Records shown:
━━━━━━━━━━━━━━━━━━━━

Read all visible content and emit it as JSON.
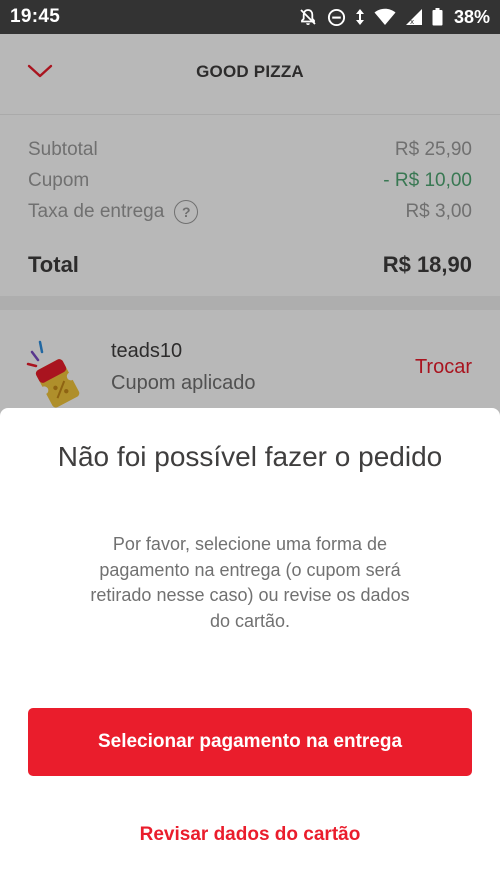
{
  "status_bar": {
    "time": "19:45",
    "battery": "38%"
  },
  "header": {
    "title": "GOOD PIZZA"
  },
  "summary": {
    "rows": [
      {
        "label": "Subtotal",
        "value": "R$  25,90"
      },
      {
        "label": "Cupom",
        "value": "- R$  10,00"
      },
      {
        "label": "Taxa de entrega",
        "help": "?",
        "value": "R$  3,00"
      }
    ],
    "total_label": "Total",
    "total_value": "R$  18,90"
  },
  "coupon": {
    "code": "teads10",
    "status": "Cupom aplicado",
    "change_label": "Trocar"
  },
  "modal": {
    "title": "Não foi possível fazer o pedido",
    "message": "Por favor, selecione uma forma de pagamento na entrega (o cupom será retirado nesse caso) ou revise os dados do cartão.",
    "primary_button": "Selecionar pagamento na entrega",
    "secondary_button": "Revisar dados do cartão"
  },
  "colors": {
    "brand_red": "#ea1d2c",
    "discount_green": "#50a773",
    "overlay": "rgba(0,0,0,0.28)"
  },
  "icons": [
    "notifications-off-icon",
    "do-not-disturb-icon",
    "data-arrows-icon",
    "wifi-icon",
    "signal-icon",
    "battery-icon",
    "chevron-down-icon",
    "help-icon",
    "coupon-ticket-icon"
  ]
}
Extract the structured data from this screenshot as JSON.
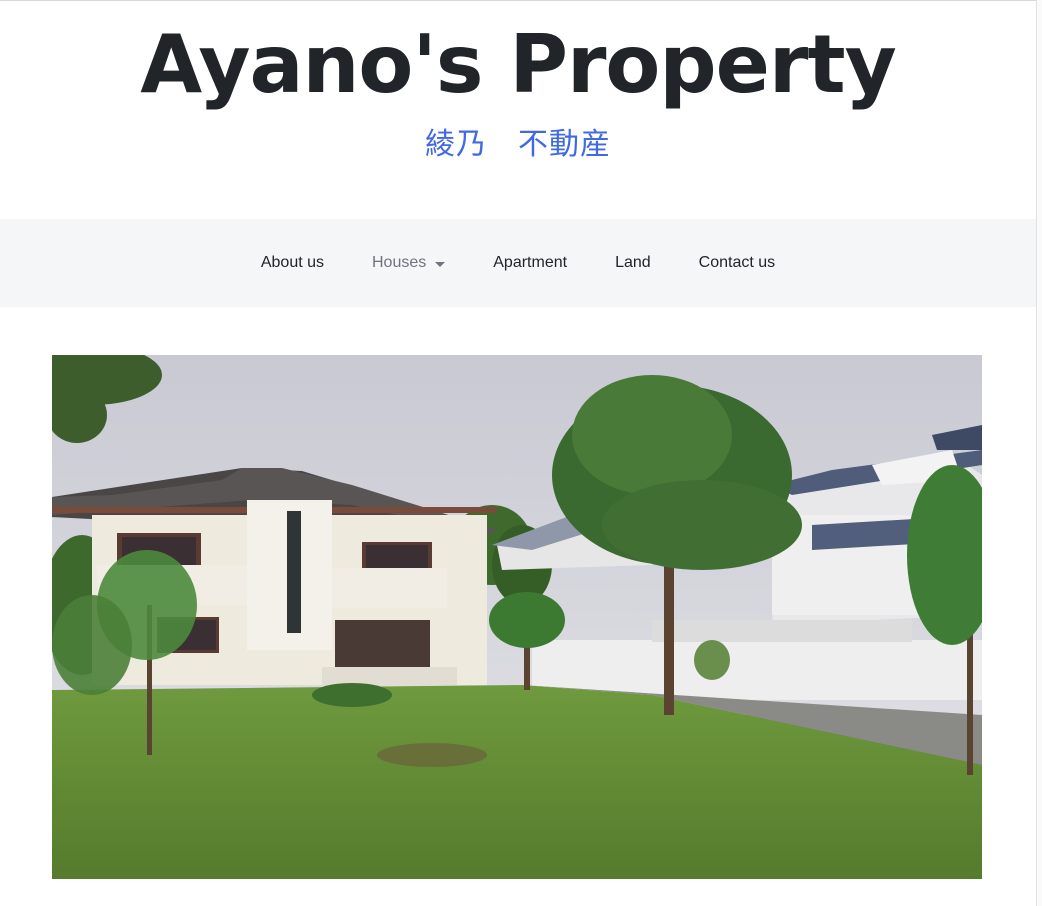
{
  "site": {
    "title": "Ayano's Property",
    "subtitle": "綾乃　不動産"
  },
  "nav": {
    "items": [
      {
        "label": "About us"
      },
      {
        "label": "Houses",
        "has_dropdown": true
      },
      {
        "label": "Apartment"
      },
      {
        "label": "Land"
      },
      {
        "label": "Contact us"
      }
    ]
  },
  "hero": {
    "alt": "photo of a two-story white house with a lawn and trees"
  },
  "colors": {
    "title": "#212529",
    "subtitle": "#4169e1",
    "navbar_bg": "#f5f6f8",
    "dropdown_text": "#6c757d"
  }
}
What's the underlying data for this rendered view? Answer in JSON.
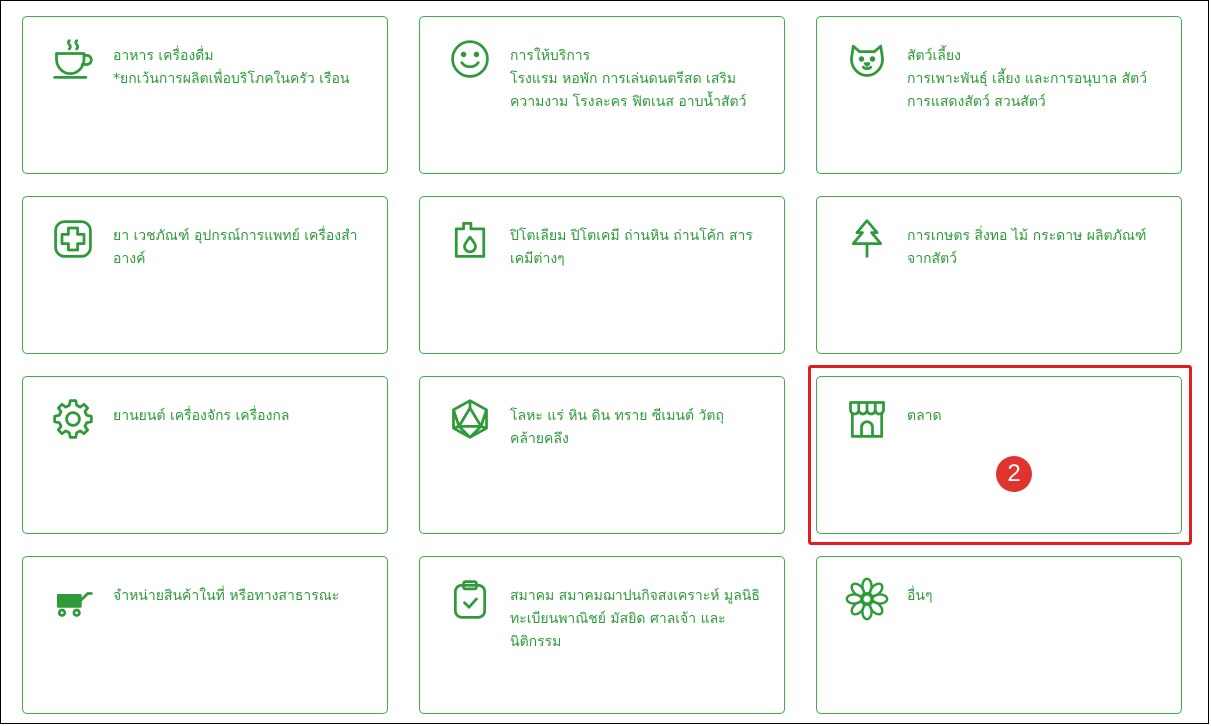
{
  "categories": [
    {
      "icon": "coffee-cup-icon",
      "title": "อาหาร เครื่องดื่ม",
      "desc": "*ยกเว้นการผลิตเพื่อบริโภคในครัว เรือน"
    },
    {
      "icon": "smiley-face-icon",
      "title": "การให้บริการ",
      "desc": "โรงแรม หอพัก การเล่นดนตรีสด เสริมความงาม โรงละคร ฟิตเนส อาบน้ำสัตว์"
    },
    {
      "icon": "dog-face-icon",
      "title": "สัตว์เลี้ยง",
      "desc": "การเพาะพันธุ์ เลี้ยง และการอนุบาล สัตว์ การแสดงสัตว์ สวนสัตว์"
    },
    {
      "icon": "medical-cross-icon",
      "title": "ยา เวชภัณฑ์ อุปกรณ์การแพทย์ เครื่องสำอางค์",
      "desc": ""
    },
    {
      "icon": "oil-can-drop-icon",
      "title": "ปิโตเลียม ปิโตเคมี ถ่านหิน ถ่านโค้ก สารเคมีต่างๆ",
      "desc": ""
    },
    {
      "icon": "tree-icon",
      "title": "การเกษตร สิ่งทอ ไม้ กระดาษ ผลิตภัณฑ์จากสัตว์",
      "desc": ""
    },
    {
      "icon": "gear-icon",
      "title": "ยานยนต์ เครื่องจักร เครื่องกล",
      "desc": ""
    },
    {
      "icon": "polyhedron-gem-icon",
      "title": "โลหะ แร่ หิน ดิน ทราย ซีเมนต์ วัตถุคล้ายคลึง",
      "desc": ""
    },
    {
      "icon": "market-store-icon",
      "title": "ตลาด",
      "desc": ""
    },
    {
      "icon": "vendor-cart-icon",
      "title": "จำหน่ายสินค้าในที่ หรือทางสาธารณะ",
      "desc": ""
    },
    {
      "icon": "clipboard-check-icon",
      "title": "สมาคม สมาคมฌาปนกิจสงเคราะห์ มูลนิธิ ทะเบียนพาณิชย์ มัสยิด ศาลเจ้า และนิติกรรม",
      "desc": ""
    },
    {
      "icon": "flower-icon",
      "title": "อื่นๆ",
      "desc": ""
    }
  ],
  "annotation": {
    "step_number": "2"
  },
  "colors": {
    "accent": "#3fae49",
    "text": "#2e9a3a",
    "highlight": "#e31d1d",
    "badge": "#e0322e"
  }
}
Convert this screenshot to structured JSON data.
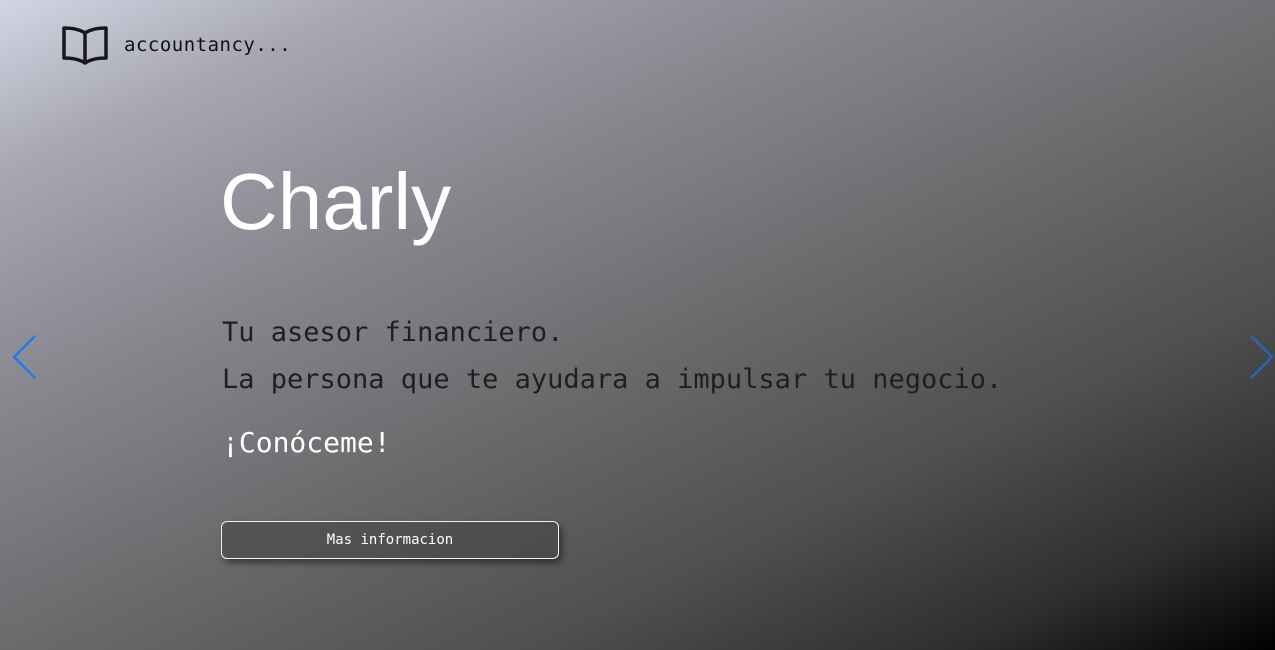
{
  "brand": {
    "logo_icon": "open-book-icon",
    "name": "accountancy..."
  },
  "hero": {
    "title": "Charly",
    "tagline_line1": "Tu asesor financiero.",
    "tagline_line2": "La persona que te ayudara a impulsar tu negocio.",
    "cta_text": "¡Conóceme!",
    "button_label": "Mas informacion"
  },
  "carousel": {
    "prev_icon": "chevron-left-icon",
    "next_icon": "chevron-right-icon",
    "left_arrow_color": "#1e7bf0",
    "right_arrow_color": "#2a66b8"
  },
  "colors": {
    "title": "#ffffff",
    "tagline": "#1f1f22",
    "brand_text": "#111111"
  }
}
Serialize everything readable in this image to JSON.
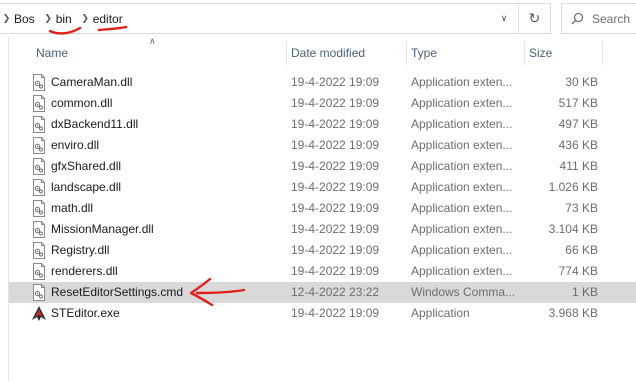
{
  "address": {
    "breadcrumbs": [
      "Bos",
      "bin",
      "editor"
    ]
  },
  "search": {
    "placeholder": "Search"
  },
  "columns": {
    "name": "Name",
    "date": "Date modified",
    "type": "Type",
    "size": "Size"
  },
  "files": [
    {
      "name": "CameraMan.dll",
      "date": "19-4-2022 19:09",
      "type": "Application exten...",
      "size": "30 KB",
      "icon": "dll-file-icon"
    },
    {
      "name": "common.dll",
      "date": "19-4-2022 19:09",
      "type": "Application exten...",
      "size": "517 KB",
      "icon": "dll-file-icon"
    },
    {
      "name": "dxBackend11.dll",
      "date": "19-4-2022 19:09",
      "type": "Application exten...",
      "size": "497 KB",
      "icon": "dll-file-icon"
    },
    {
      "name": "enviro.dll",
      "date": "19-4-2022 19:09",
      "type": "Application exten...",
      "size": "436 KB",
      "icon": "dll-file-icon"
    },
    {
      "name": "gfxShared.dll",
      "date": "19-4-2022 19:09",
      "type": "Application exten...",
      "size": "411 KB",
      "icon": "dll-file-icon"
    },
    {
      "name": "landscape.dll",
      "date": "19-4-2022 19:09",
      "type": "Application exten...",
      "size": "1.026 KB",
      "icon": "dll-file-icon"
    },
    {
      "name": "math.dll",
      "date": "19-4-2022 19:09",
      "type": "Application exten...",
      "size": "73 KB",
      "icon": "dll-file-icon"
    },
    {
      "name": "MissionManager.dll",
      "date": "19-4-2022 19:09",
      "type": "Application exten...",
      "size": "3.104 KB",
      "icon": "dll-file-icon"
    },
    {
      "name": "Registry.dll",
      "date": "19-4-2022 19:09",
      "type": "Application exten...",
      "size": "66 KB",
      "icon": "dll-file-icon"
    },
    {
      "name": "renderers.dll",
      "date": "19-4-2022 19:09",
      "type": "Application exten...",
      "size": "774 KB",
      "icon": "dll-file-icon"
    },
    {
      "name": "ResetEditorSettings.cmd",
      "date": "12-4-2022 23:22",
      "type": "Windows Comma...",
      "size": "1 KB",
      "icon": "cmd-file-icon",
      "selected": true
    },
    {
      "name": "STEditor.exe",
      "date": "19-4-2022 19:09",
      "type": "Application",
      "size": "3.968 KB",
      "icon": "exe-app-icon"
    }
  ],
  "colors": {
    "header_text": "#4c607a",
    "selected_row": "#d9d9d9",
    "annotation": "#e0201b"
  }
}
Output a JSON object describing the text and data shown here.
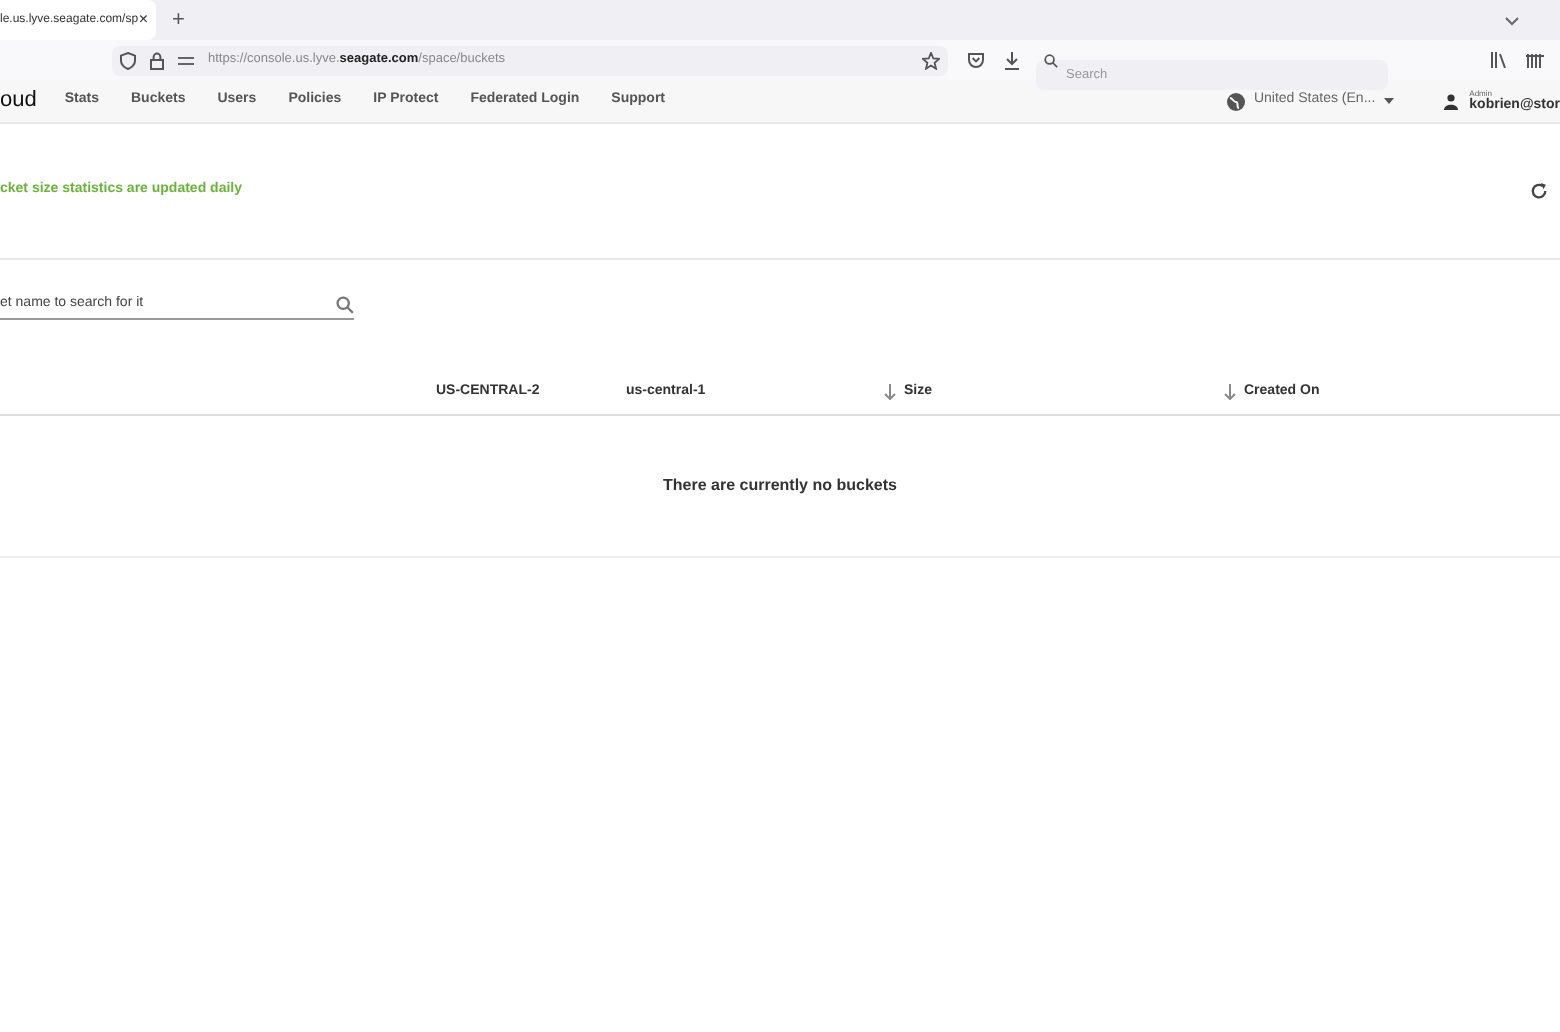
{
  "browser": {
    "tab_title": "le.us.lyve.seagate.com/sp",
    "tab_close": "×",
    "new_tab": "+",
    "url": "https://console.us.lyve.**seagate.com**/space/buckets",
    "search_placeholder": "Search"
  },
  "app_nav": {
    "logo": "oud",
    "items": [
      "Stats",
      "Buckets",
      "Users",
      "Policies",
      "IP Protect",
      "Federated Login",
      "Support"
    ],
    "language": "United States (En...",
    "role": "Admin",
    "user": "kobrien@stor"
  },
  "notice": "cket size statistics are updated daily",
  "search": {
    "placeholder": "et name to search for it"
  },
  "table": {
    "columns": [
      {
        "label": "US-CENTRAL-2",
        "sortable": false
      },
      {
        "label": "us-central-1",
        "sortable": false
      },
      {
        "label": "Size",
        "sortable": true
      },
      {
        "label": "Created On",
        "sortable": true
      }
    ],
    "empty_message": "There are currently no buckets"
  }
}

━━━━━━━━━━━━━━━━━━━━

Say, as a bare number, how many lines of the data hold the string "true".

4